Moreover, this idiosyncratic posturing has been the culprit of more misunderstanding regarding the role of the U.S. Constitution, its claims on religion, and through some very crafty language, this entire matter becomes constitutional or unconstitutional when most folks espousing such language couldn’t tell the difference between the two.
And this could continue to go on ad infinitum, until someone tries to clarify what is stated, why it’s stated, and then clear up all of the misunderstandings that occur.
In colonial America it would be quite reasonable to understand that each of the thirteen colonies had their own religion’s. Massachusetts was primarily settled by Puritans; Connecticut settled by Congregationalists, Maryland of course was the haven and asylum for Catholics.
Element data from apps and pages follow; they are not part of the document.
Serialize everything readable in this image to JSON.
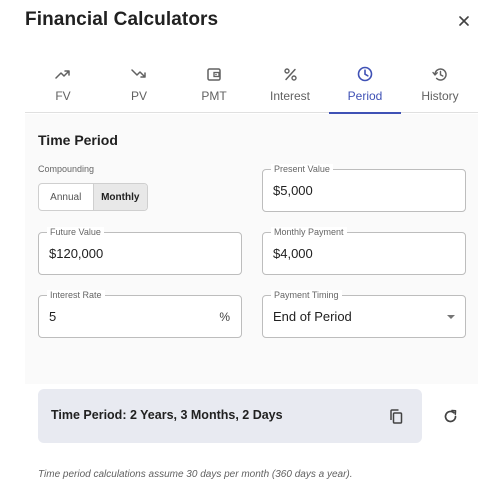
{
  "title": "Financial Calculators",
  "colors": {
    "accent": "#3f51b5",
    "result_bg": "#e8eaf1"
  },
  "tabs": [
    {
      "label": "FV",
      "icon": "trending-up-icon"
    },
    {
      "label": "PV",
      "icon": "trending-down-icon"
    },
    {
      "label": "PMT",
      "icon": "wallet-icon"
    },
    {
      "label": "Interest",
      "icon": "percent-icon"
    },
    {
      "label": "Period",
      "icon": "clock-icon",
      "active": true
    },
    {
      "label": "History",
      "icon": "history-icon"
    }
  ],
  "section": {
    "title": "Time Period",
    "compounding": {
      "label": "Compounding",
      "options": [
        "Annual",
        "Monthly"
      ],
      "selected": "Monthly"
    }
  },
  "fields": {
    "present_value": {
      "label": "Present Value",
      "value": "$5,000"
    },
    "future_value": {
      "label": "Future Value",
      "value": "$120,000"
    },
    "monthly_payment": {
      "label": "Monthly Payment",
      "value": "$4,000"
    },
    "interest_rate": {
      "label": "Interest Rate",
      "value": "5",
      "suffix": "%"
    },
    "payment_timing": {
      "label": "Payment Timing",
      "value": "End of Period"
    }
  },
  "result": {
    "text": "Time Period: 2 Years, 3 Months, 2 Days"
  },
  "note": "Time period calculations assume 30 days per month (360 days a year)."
}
The framers therefore, respecting this fact and not believing that the federal government should have an influence in these matters simply wrote:
“Congress shall make no law respecting the establishment of a [national] religion; plain and simple with this one folks; moreover, they respected religion and wanted nothing to do with intervening on the free exercise of [praise or worshipping]in the manner the state deemed appropriate.
If we take down our guards for a second and realize that those particular conventions were deemed State responsibilities, insofar as the federal government wanted nothing to do with intervening on ‘states rights.’ (See the 10th Amendment.)
Now then, before anyone begins the argument of….’well it is up to the states,’ which is true; nonetheless, one must be responsible enough to understand the content in the actual context with which it was written. It is therefore incumbent upon all of us to realize what the Founders were saying and why they held fast with their religious beliefs.
Therefore making sense of the recent Proposition 8 initiative on the California ballot is a matter that belongs to each one of the ‘several states’ pursuant to that State’s Constitution, thus disavowing any claim to “tyranny of the majority.”
 Excerpt from Thomas Jefferson’s letter to the Danbury Baptist Church.